**** EXCERPTED RECORDS

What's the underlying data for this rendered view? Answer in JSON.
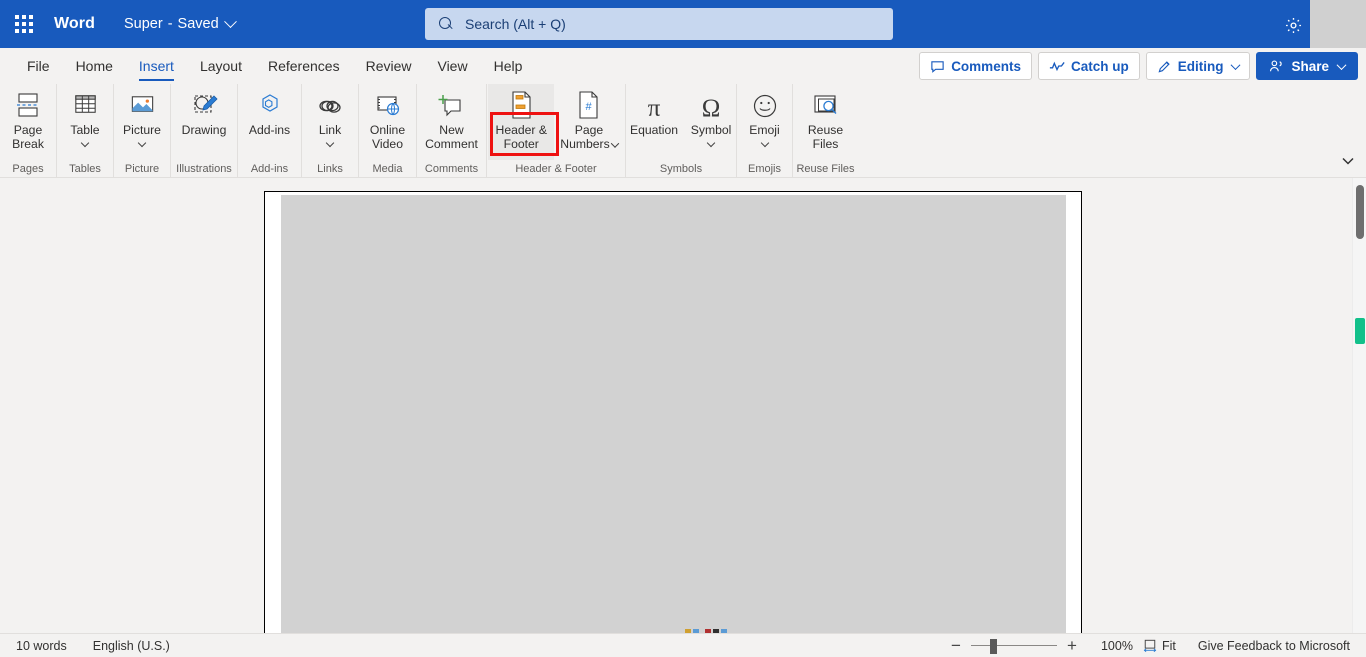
{
  "titlebar": {
    "waffle_icon": "app-launcher-icon",
    "app_name": "Word",
    "doc_name": "Super",
    "doc_separator": "-",
    "doc_state": "Saved",
    "gear_icon": "gear-icon"
  },
  "search": {
    "icon": "search-icon",
    "placeholder": "Search (Alt + Q)",
    "value": "Search (Alt + Q)"
  },
  "menubar": {
    "tabs": [
      {
        "label": "File",
        "active": false
      },
      {
        "label": "Home",
        "active": false
      },
      {
        "label": "Insert",
        "active": true
      },
      {
        "label": "Layout",
        "active": false
      },
      {
        "label": "References",
        "active": false
      },
      {
        "label": "Review",
        "active": false
      },
      {
        "label": "View",
        "active": false
      },
      {
        "label": "Help",
        "active": false
      }
    ],
    "comments_label": "Comments",
    "catchup_label": "Catch up",
    "editing_label": "Editing",
    "share_label": "Share"
  },
  "ribbon": {
    "groups": [
      {
        "name": "Pages",
        "items": [
          {
            "label": "Page\nBreak",
            "icon": "page-break-icon",
            "has_chevron": false
          }
        ]
      },
      {
        "name": "Tables",
        "items": [
          {
            "label": "Table",
            "icon": "table-icon",
            "has_chevron": true
          }
        ]
      },
      {
        "name": "Picture",
        "items": [
          {
            "label": "Picture",
            "icon": "picture-icon",
            "has_chevron": true
          }
        ]
      },
      {
        "name": "Illustrations",
        "items": [
          {
            "label": "Drawing",
            "icon": "drawing-icon",
            "has_chevron": false
          }
        ]
      },
      {
        "name": "Add-ins",
        "items": [
          {
            "label": "Add-ins",
            "icon": "addins-icon",
            "has_chevron": false
          }
        ]
      },
      {
        "name": "Links",
        "items": [
          {
            "label": "Link",
            "icon": "link-icon",
            "has_chevron": true
          }
        ]
      },
      {
        "name": "Media",
        "items": [
          {
            "label": "Online\nVideo",
            "icon": "online-video-icon",
            "has_chevron": false
          }
        ]
      },
      {
        "name": "Comments",
        "items": [
          {
            "label": "New\nComment",
            "icon": "new-comment-icon",
            "has_chevron": false
          }
        ]
      },
      {
        "name": "Header & Footer",
        "items": [
          {
            "label": "Header &\nFooter",
            "icon": "header-footer-icon",
            "has_chevron": false,
            "highlighted": true
          },
          {
            "label": "Page\nNumbers",
            "icon": "page-numbers-icon",
            "has_chevron": true,
            "chevron_inline": true
          }
        ]
      },
      {
        "name": "Symbols",
        "items": [
          {
            "label": "Equation",
            "icon": "equation-pi-icon",
            "has_chevron": false
          },
          {
            "label": "Symbol",
            "icon": "symbol-omega-icon",
            "has_chevron": true
          }
        ]
      },
      {
        "name": "Emojis",
        "items": [
          {
            "label": "Emoji",
            "icon": "emoji-smiley-icon",
            "has_chevron": true
          }
        ]
      },
      {
        "name": "Reuse Files",
        "items": [
          {
            "label": "Reuse\nFiles",
            "icon": "reuse-files-icon",
            "has_chevron": false
          }
        ]
      }
    ],
    "expand_icon": "chevron-down-icon",
    "highlight_color": "#ee1111"
  },
  "statusbar": {
    "word_count": "10 words",
    "language": "English (U.S.)",
    "zoom_out_label": "−",
    "zoom_in_label": "+",
    "zoom_percent": "100%",
    "fit_label": "Fit",
    "fit_icon": "fit-page-icon",
    "feedback_label": "Give Feedback to Microsoft"
  },
  "scrollbar": {
    "thumb_name": "vertical-scroll-thumb",
    "marker_color": "#12c08a"
  },
  "colors": {
    "brand_blue": "#185abd",
    "chrome_gray": "#f3f2f1",
    "selection_gray": "#d2d2d2"
  }
}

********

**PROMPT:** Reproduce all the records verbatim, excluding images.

**ANSWER FOR THE TASK:**
What's the underlying data for this rendered view? Answer in JSON.
{
  "titlebar": {
    "waffle_icon": "app-launcher-icon",
    "app_name": "Word",
    "doc_name": "Super",
    "doc_separator": "-",
    "doc_state": "Saved",
    "gear_icon": "gear-icon"
  },
  "search": {
    "icon": "search-icon",
    "placeholder": "Search (Alt + Q)",
    "value": "Search (Alt + Q)"
  },
  "menubar": {
    "tabs": [
      {
        "label": "File",
        "active": false
      },
      {
        "label": "Home",
        "active": false
      },
      {
        "label": "Insert",
        "active": true
      },
      {
        "label": "Layout",
        "active": false
      },
      {
        "label": "References",
        "active": false
      },
      {
        "label": "Review",
        "active": false
      },
      {
        "label": "View",
        "active": false
      },
      {
        "label": "Help",
        "active": false
      }
    ],
    "comments_label": "Comments",
    "catchup_label": "Catch up",
    "editing_label": "Editing",
    "share_label": "Share"
  },
  "ribbon": {
    "groups": [
      {
        "name": "Pages",
        "items": [
          {
            "label": "Page\nBreak",
            "icon": "page-break-icon",
            "has_chevron": false
          }
        ]
      },
      {
        "name": "Tables",
        "items": [
          {
            "label": "Table",
            "icon": "table-icon",
            "has_chevron": true
          }
        ]
      },
      {
        "name": "Picture",
        "items": [
          {
            "label": "Picture",
            "icon": "picture-icon",
            "has_chevron": true
          }
        ]
      },
      {
        "name": "Illustrations",
        "items": [
          {
            "label": "Drawing",
            "icon": "drawing-icon",
            "has_chevron": false
          }
        ]
      },
      {
        "name": "Add-ins",
        "items": [
          {
            "label": "Add-ins",
            "icon": "addins-icon",
            "has_chevron": false
          }
        ]
      },
      {
        "name": "Links",
        "items": [
          {
            "label": "Link",
            "icon": "link-icon",
            "has_chevron": true
          }
        ]
      },
      {
        "name": "Media",
        "items": [
          {
            "label": "Online\nVideo",
            "icon": "online-video-icon",
            "has_chevron": false
          }
        ]
      },
      {
        "name": "Comments",
        "items": [
          {
            "label": "New\nComment",
            "icon": "new-comment-icon",
            "has_chevron": false
          }
        ]
      },
      {
        "name": "Header & Footer",
        "items": [
          {
            "label": "Header &\nFooter",
            "icon": "header-footer-icon",
            "has_chevron": false,
            "highlighted": true
          },
          {
            "label": "Page\nNumbers",
            "icon": "page-numbers-icon",
            "has_chevron": true,
            "chevron_inline": true
          }
        ]
      },
      {
        "name": "Symbols",
        "items": [
          {
            "label": "Equation",
            "icon": "equation-pi-icon",
            "has_chevron": false
          },
          {
            "label": "Symbol",
            "icon": "symbol-omega-icon",
            "has_chevron": true
          }
        ]
      },
      {
        "name": "Emojis",
        "items": [
          {
            "label": "Emoji",
            "icon": "emoji-smiley-icon",
            "has_chevron": true
          }
        ]
      },
      {
        "name": "Reuse Files",
        "items": [
          {
            "label": "Reuse\nFiles",
            "icon": "reuse-files-icon",
            "has_chevron": false
          }
        ]
      }
    ],
    "expand_icon": "chevron-down-icon",
    "highlight_color": "#ee1111"
  },
  "statusbar": {
    "word_count": "10 words",
    "language": "English (U.S.)",
    "zoom_out_label": "−",
    "zoom_in_label": "+",
    "zoom_percent": "100%",
    "fit_label": "Fit",
    "fit_icon": "fit-page-icon",
    "feedback_label": "Give Feedback to Microsoft"
  },
  "scrollbar": {
    "thumb_name": "vertical-scroll-thumb",
    "marker_color": "#12c08a"
  },
  "colors": {
    "brand_blue": "#185abd",
    "chrome_gray": "#f3f2f1",
    "selection_gray": "#d2d2d2"
  }
}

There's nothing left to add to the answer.